If the tax payer publishes advertisements in exchange for consideration, then the tax authority will notify him or her of the terms of refunding the tax declared (in the tax return forms No. 1494, 1594, or, for tax return forms having been submitted, in 1694) and paid for the preceding fiscal years, furthermore, if the amount of the tax declared has not been paid, it will not have to be paid at all, however, you are still required to submit the tax return form for each fiscal year. This, in respect of the year of 2016, for example, implies a deadline of 31 May 2017 for a taxpayer operating on the basis of an uninterrupted calendar year. For the fiscal year of 2017, the tax base has to be established on the basis of advertisements published for consideration exclusively; the tax rate for the portion of the tax base (calculated by means of any of the above-mentioned methods) for the first half of the 2017 fiscal year is 0%, so the tax will only have to be paid for the portion of the tax base for the second half of the 2017 fiscal year, performing the calculation with the new tax rate of 7.5%.
It is worth noting that, simultaneously with the amendment, the rules applying to the estimated tax have also been changed. All this means that, for the future, the amount of the estimated tax has to be calculated from the net revenue and the special increment, i.e. when calculating the basis for the estimated tax for 2017, the costs incurred in 2016 in connection with publishing advertisements for own purposes are not required to be taken into consideration.

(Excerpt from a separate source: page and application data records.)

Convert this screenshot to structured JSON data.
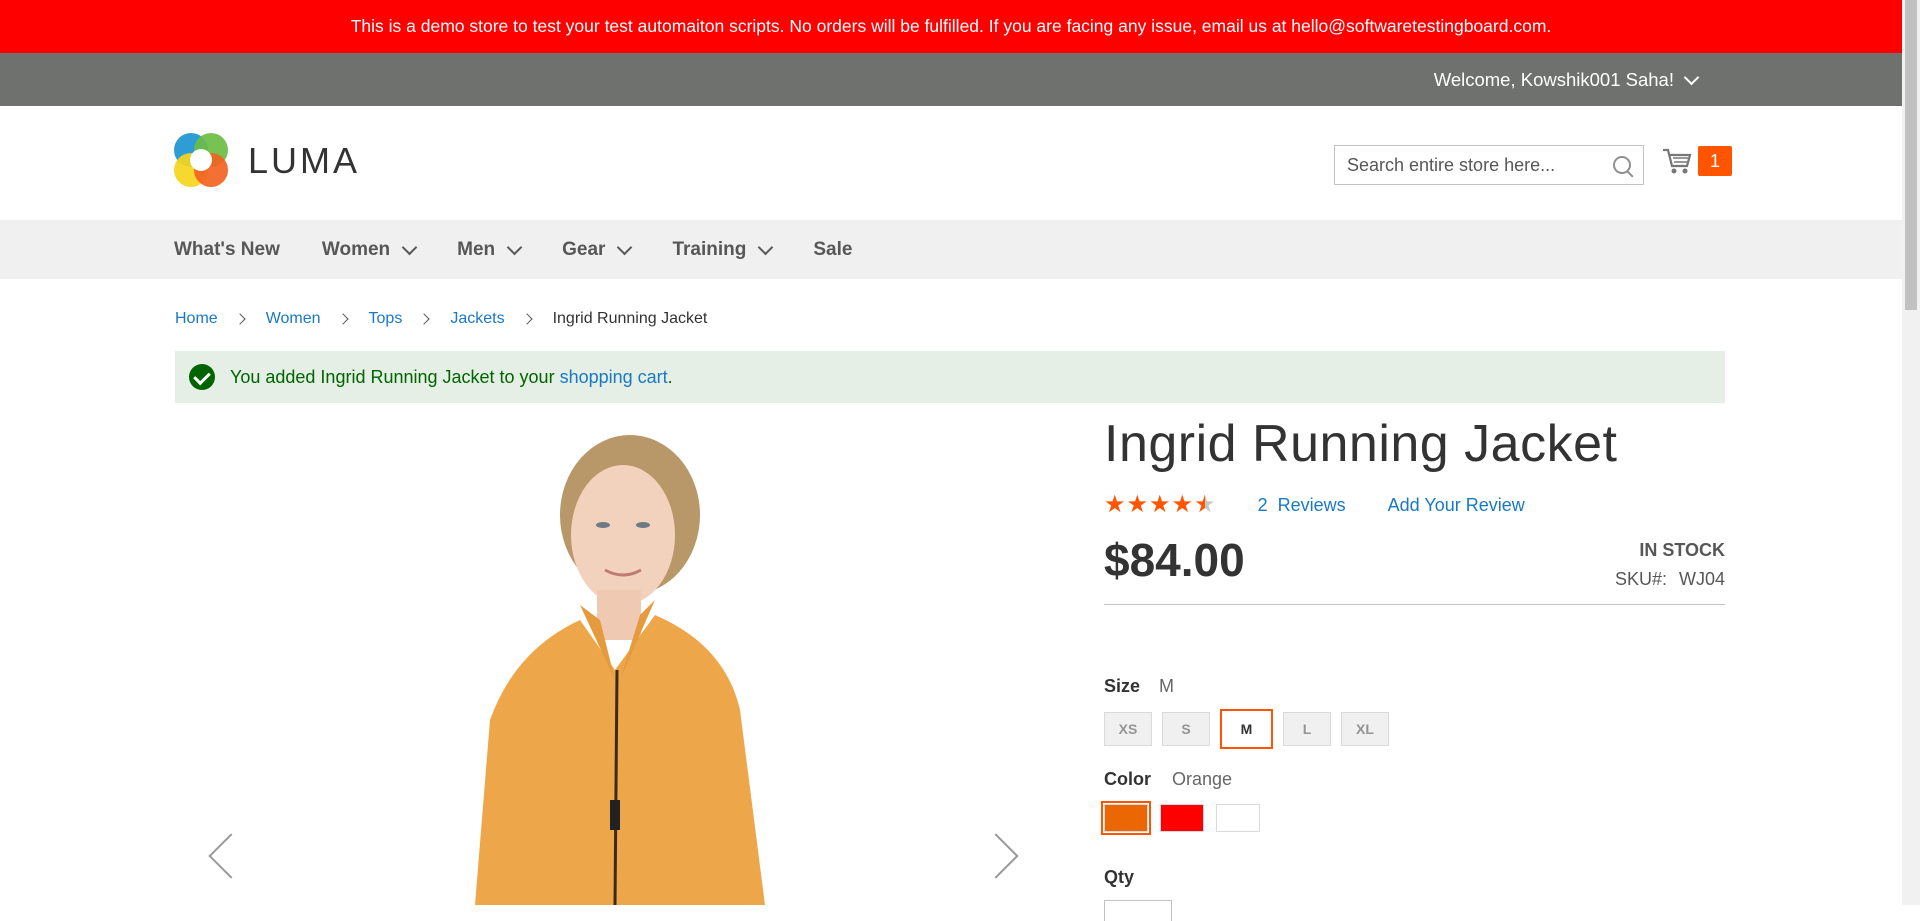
{
  "demo_notice": "This is a demo store to test your test automaiton scripts. No orders will be fulfilled. If you are facing any issue, email us at hello@softwaretestingboard.com.",
  "header": {
    "welcome": "Welcome, Kowshik001 Saha!",
    "logo_text": "LUMA",
    "search_placeholder": "Search entire store here...",
    "cart_count": "1"
  },
  "nav": {
    "items": [
      {
        "label": "What's New"
      },
      {
        "label": "Women"
      },
      {
        "label": "Men"
      },
      {
        "label": "Gear"
      },
      {
        "label": "Training"
      },
      {
        "label": "Sale"
      }
    ]
  },
  "breadcrumbs": {
    "items": [
      "Home",
      "Women",
      "Tops",
      "Jackets"
    ],
    "current": "Ingrid Running Jacket"
  },
  "message": {
    "prefix": "You added Ingrid Running Jacket to your ",
    "link": "shopping cart",
    "suffix": "."
  },
  "product": {
    "title": "Ingrid Running Jacket",
    "rating_stars": 4.5,
    "reviews_count": "2",
    "reviews_label": "Reviews",
    "add_review": "Add Your Review",
    "price": "$84.00",
    "stock": "IN STOCK",
    "sku_label": "SKU#:",
    "sku": "WJ04",
    "size_label": "Size",
    "size_selected": "M",
    "sizes": [
      "XS",
      "S",
      "M",
      "L",
      "XL"
    ],
    "color_label": "Color",
    "color_selected": "Orange",
    "colors": [
      "#eb6703",
      "#ff0000",
      "#ffffff"
    ],
    "qty_label": "Qty"
  },
  "colors": {
    "notice_bar": "#ff0000",
    "top_strip": "#6e716e",
    "accent": "#ff5501",
    "link": "#1979c3",
    "success_bg": "#e5efe5",
    "success_text": "#006400"
  }
}
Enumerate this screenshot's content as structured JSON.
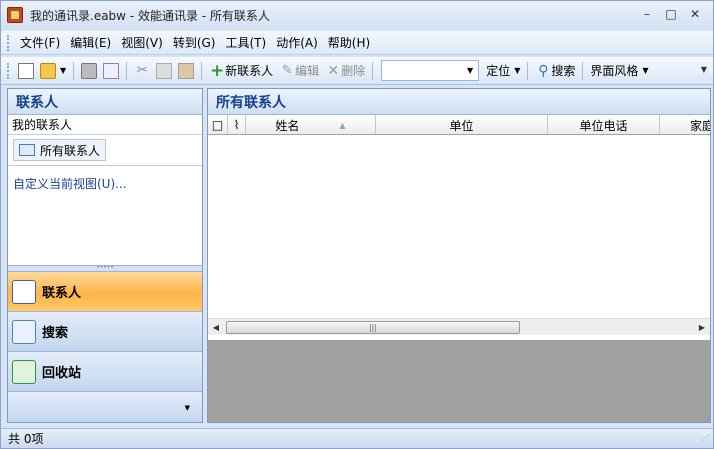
{
  "window": {
    "title": "我的通讯录.eabw - 效能通讯录 - 所有联系人",
    "buttons": [
      "–",
      "□",
      "✕"
    ]
  },
  "menu": [
    "文件(F)",
    "编辑(E)",
    "视图(V)",
    "转到(G)",
    "工具(T)",
    "动作(A)",
    "帮助(H)"
  ],
  "toolbar": {
    "new_contact": "新联系人",
    "edit": "编辑",
    "delete": "删除",
    "locate": "定位",
    "search": "搜索",
    "style": "界面风格",
    "combo_value": ""
  },
  "left_panel": {
    "header": "联系人",
    "subheader": "我的联系人",
    "selected_item": "所有联系人",
    "customize_link": "自定义当前视图(U)...",
    "nav": [
      {
        "label": "联系人",
        "active": true,
        "icon": "contact-card-icon"
      },
      {
        "label": "搜索",
        "active": false,
        "icon": "magnifier-icon"
      },
      {
        "label": "回收站",
        "active": false,
        "icon": "recycle-icon"
      }
    ]
  },
  "right_panel": {
    "header": "所有联系人",
    "columns": [
      "姓名",
      "单位",
      "单位电话",
      "家庭"
    ],
    "rows": []
  },
  "status": {
    "text": "共 0项"
  }
}
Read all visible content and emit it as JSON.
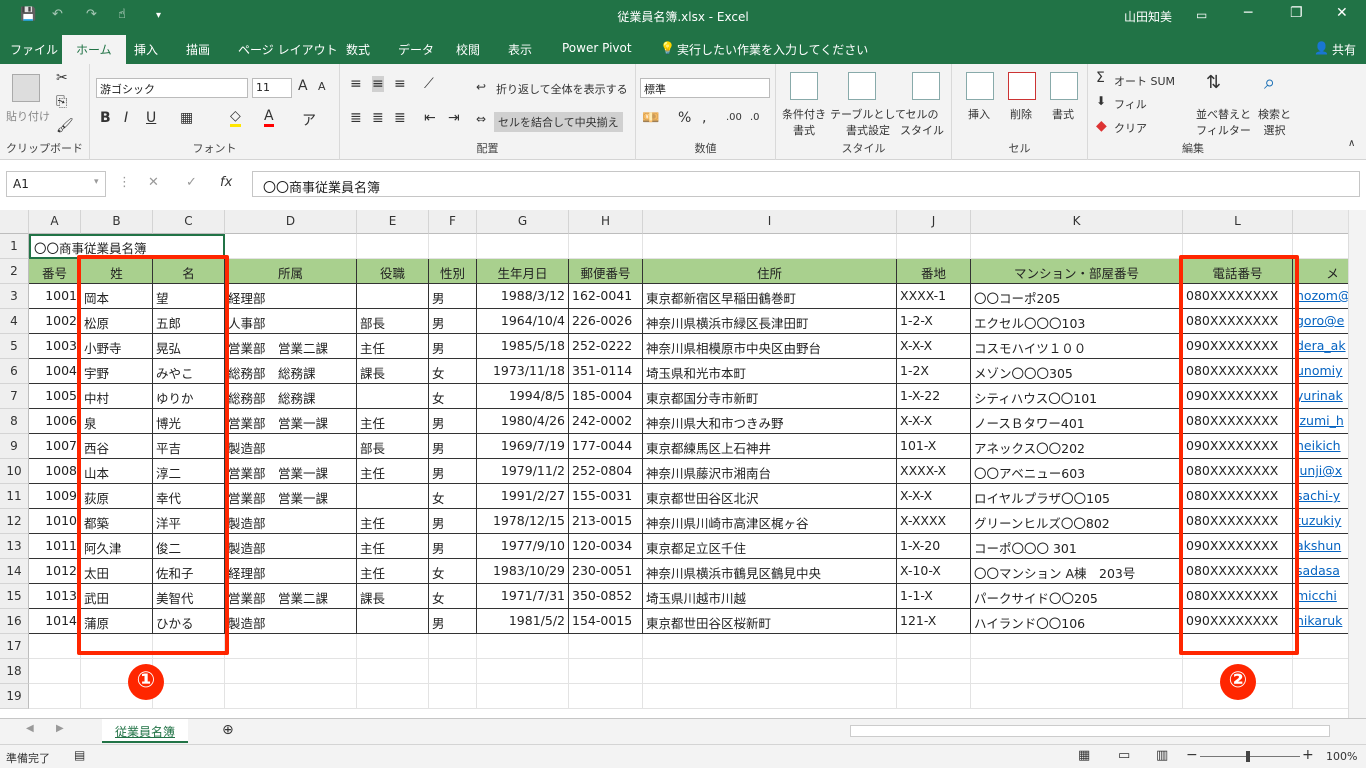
{
  "titlebar": {
    "doc": "従業員名簿.xlsx  -  Excel",
    "user": "山田知美",
    "save": "💾",
    "undo": "↶",
    "redo": "↷",
    "touch": "☝",
    "more": "▾",
    "ribbon_opt": "▭",
    "minimize": "─",
    "restore": "❐",
    "close": "✕"
  },
  "tabs": [
    "ファイル",
    "ホーム",
    "挿入",
    "描画",
    "ページ レイアウト",
    "数式",
    "データ",
    "校閲",
    "表示",
    "Power Pivot"
  ],
  "tellme": "実行したい作業を入力してください",
  "share": "共有",
  "ribbon": {
    "clipboard": {
      "label": "クリップボード",
      "paste": "貼り付け"
    },
    "font": {
      "label": "フォント",
      "name": "游ゴシック",
      "size": "11",
      "bold": "B",
      "italic": "I",
      "underline": "U"
    },
    "align": {
      "label": "配置",
      "wrap": "折り返して全体を表示する",
      "merge": "セルを結合して中央揃え"
    },
    "number": {
      "label": "数値",
      "format": "標準",
      "percent": "%",
      "comma": ","
    },
    "styles": {
      "label": "スタイル",
      "cond": "条件付き\n書式",
      "table": "テーブルとして\n書式設定",
      "cell": "セルの\nスタイル"
    },
    "cells": {
      "label": "セル",
      "insert": "挿入",
      "delete": "削除",
      "format": "書式"
    },
    "edit": {
      "label": "編集",
      "autosum": "オート SUM",
      "fill": "フィル",
      "clear": "クリア",
      "sort": "並べ替えと\nフィルター",
      "find": "検索と\n選択"
    }
  },
  "namebox": "A1",
  "formula": "〇〇商事従業員名簿",
  "fx": "fx",
  "columns": [
    "A",
    "B",
    "C",
    "D",
    "E",
    "F",
    "G",
    "H",
    "I",
    "J",
    "K",
    "L",
    ""
  ],
  "rows": [
    "1",
    "2",
    "3",
    "4",
    "5",
    "6",
    "7",
    "8",
    "9",
    "10",
    "11",
    "12",
    "13",
    "14",
    "15",
    "16",
    "17",
    "18",
    "19"
  ],
  "title": "〇〇商事従業員名簿",
  "headers": [
    "番号",
    "姓",
    "名",
    "所属",
    "役職",
    "性別",
    "生年月日",
    "郵便番号",
    "住所",
    "番地",
    "マンション・部屋番号",
    "電話番号",
    "メ"
  ],
  "data": [
    [
      "1001",
      "岡本",
      "望",
      "経理部",
      "",
      "男",
      "1988/3/12",
      "162-0041",
      "東京都新宿区早稲田鶴巻町",
      "XXXX-1",
      "〇〇コーポ205",
      "080XXXXXXXX",
      "nozom@"
    ],
    [
      "1002",
      "松原",
      "五郎",
      "人事部",
      "部長",
      "男",
      "1964/10/4",
      "226-0026",
      "神奈川県横浜市緑区長津田町",
      "1-2-X",
      "エクセル〇〇〇103",
      "080XXXXXXXX",
      "goro@e"
    ],
    [
      "1003",
      "小野寺",
      "晃弘",
      "営業部　営業二課",
      "主任",
      "男",
      "1985/5/18",
      "252-0222",
      "神奈川県相模原市中央区由野台",
      "X-X-X",
      "コスモハイツ１００",
      "090XXXXXXXX",
      "dera_ak"
    ],
    [
      "1004",
      "宇野",
      "みやこ",
      "総務部　総務課",
      "課長",
      "女",
      "1973/11/18",
      "351-0114",
      "埼玉県和光市本町",
      "1-2X",
      "メゾン〇〇〇305",
      "080XXXXXXXX",
      "unomiy"
    ],
    [
      "1005",
      "中村",
      "ゆりか",
      "総務部　総務課",
      "",
      "女",
      "1994/8/5",
      "185-0004",
      "東京都国分寺市新町",
      "1-X-22",
      "シティハウス〇〇101",
      "090XXXXXXXX",
      "yurinak"
    ],
    [
      "1006",
      "泉",
      "博光",
      "営業部　営業一課",
      "主任",
      "男",
      "1980/4/26",
      "242-0002",
      "神奈川県大和市つきみ野",
      "X-X-X",
      "ノースＢタワー401",
      "080XXXXXXXX",
      "izumi_h"
    ],
    [
      "1007",
      "西谷",
      "平吉",
      "製造部",
      "部長",
      "男",
      "1969/7/19",
      "177-0044",
      "東京都練馬区上石神井",
      "101-X",
      "アネックス〇〇202",
      "090XXXXXXXX",
      "heikich"
    ],
    [
      "1008",
      "山本",
      "淳二",
      "営業部　営業一課",
      "主任",
      "男",
      "1979/11/2",
      "252-0804",
      "神奈川県藤沢市湘南台",
      "XXXX-X",
      "〇〇アベニュー603",
      "080XXXXXXXX",
      "junji@x"
    ],
    [
      "1009",
      "荻原",
      "幸代",
      "営業部　営業一課",
      "",
      "女",
      "1991/2/27",
      "155-0031",
      "東京都世田谷区北沢",
      "X-X-X",
      "ロイヤルプラザ〇〇105",
      "080XXXXXXXX",
      "sachi-y"
    ],
    [
      "1010",
      "都築",
      "洋平",
      "製造部",
      "主任",
      "男",
      "1978/12/15",
      "213-0015",
      "神奈川県川崎市高津区梶ヶ谷",
      "X-XXXX",
      "グリーンヒルズ〇〇802",
      "080XXXXXXXX",
      "tuzukiy"
    ],
    [
      "1011",
      "阿久津",
      "俊二",
      "製造部",
      "主任",
      "男",
      "1977/9/10",
      "120-0034",
      "東京都足立区千住",
      "1-X-20",
      "コーポ〇〇〇 301",
      "090XXXXXXXX",
      "akshun"
    ],
    [
      "1012",
      "太田",
      "佐和子",
      "経理部",
      "主任",
      "女",
      "1983/10/29",
      "230-0051",
      "神奈川県横浜市鶴見区鶴見中央",
      "X-10-X",
      "〇〇マンション A棟　203号",
      "080XXXXXXXX",
      "sadasa"
    ],
    [
      "1013",
      "武田",
      "美智代",
      "営業部　営業二課",
      "課長",
      "女",
      "1971/7/31",
      "350-0852",
      "埼玉県川越市川越",
      "1-1-X",
      "パークサイド〇〇205",
      "080XXXXXXXX",
      "micchi"
    ],
    [
      "1014",
      "蒲原",
      "ひかる",
      "製造部",
      "",
      "男",
      "1981/5/2",
      "154-0015",
      "東京都世田谷区桜新町",
      "121-X",
      "ハイランド〇〇106",
      "090XXXXXXXX",
      "hikaruk"
    ]
  ],
  "badges": [
    "①",
    "②"
  ],
  "sheet": "従業員名簿",
  "status": {
    "ready": "準備完了",
    "zoom": "100%"
  },
  "colors": {
    "accent": "#217346",
    "header_fill": "#a9d08e",
    "highlight": "#ff2600",
    "link": "#0563c1"
  }
}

Should you need any assistance for the interpretation of the legal regulations on the advertisement tax or establishing the tax liability, do not hesitate to contact the experts of VGD.